▸ **EXERCISE BRIEF**
Output all the data exactly as it appears below.

START RAW DATA

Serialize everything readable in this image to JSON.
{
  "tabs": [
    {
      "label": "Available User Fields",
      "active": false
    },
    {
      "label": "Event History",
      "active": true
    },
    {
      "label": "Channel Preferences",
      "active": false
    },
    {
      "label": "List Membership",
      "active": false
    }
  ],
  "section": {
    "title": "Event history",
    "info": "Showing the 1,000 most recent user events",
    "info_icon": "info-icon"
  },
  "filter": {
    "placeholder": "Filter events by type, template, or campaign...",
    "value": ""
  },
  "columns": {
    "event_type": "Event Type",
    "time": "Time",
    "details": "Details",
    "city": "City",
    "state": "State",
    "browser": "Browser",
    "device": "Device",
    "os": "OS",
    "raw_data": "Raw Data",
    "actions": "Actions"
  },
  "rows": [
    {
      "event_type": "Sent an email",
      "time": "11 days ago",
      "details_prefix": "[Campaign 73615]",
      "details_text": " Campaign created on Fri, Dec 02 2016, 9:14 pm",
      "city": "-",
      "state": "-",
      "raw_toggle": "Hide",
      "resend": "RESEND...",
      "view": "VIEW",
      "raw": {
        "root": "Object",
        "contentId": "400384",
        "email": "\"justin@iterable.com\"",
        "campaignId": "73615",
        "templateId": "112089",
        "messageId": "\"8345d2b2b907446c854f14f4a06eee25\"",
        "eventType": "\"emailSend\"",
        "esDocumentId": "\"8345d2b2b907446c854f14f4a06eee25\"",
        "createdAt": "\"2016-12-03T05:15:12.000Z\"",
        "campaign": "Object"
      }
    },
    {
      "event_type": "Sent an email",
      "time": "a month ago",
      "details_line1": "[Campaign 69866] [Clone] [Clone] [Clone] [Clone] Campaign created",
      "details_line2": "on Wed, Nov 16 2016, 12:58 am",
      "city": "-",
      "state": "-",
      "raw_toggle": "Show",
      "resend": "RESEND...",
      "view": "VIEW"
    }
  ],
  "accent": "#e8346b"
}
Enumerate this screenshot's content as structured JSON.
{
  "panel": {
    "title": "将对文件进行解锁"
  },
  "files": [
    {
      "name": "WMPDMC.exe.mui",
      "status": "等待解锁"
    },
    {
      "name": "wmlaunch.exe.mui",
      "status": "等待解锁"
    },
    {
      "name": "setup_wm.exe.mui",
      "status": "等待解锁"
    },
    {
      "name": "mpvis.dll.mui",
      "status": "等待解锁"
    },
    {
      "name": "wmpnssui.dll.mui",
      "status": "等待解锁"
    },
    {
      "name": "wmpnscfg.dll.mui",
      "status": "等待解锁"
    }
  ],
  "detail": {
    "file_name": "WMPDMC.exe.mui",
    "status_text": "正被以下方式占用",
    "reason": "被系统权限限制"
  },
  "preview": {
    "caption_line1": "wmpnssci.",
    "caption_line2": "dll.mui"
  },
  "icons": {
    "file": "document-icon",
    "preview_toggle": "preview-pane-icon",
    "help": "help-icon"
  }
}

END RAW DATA

▸ **RESPONSE BELOW**
Serialize everything readable in this image to JSON.
{
  "tabs": [
    {
      "label": "Available User Fields",
      "active": false
    },
    {
      "label": "Event History",
      "active": true
    },
    {
      "label": "Channel Preferences",
      "active": false
    },
    {
      "label": "List Membership",
      "active": false
    }
  ],
  "section": {
    "title": "Event history",
    "info": "Showing the 1,000 most recent user events",
    "info_icon": "info-icon"
  },
  "filter": {
    "placeholder": "Filter events by type, template, or campaign...",
    "value": ""
  },
  "columns": {
    "event_type": "Event Type",
    "time": "Time",
    "details": "Details",
    "city": "City",
    "state": "State",
    "browser": "Browser",
    "device": "Device",
    "os": "OS",
    "raw_data": "Raw Data",
    "actions": "Actions"
  },
  "rows": [
    {
      "event_type": "Sent an email",
      "time": "11 days ago",
      "details_prefix": "[Campaign 73615]",
      "details_text": " Campaign created on Fri, Dec 02 2016, 9:14 pm",
      "city": "-",
      "state": "-",
      "raw_toggle": "Hide",
      "resend": "RESEND...",
      "view": "VIEW",
      "raw": {
        "root": "Object",
        "contentId": "400384",
        "email": "\"justin@iterable.com\"",
        "campaignId": "73615",
        "templateId": "112089",
        "messageId": "\"8345d2b2b907446c854f14f4a06eee25\"",
        "eventType": "\"emailSend\"",
        "esDocumentId": "\"8345d2b2b907446c854f14f4a06eee25\"",
        "createdAt": "\"2016-12-03T05:15:12.000Z\"",
        "campaign": "Object"
      }
    },
    {
      "event_type": "Sent an email",
      "time": "a month ago",
      "details_line1": "[Campaign 69866] [Clone] [Clone] [Clone] [Clone] Campaign created",
      "details_line2": "on Wed, Nov 16 2016, 12:58 am",
      "city": "-",
      "state": "-",
      "raw_toggle": "Show",
      "resend": "RESEND...",
      "view": "VIEW"
    }
  ],
  "accent": "#e8346b"
}
Enumerate this screenshot's content as structured JSON.
{
  "panel": {
    "title": "将对文件进行解锁"
  },
  "files": [
    {
      "name": "WMPDMC.exe.mui",
      "status": "等待解锁"
    },
    {
      "name": "wmlaunch.exe.mui",
      "status": "等待解锁"
    },
    {
      "name": "setup_wm.exe.mui",
      "status": "等待解锁"
    },
    {
      "name": "mpvis.dll.mui",
      "status": "等待解锁"
    },
    {
      "name": "wmpnssui.dll.mui",
      "status": "等待解锁"
    },
    {
      "name": "wmpnscfg.dll.mui",
      "status": "等待解锁"
    }
  ],
  "detail": {
    "file_name": "WMPDMC.exe.mui",
    "status_text": "正被以下方式占用",
    "reason": "被系统权限限制"
  },
  "preview": {
    "caption_line1": "wmpnssci.",
    "caption_line2": "dll.mui"
  },
  "icons": {
    "file": "document-icon",
    "preview_toggle": "preview-pane-icon",
    "help": "help-icon"
  }
}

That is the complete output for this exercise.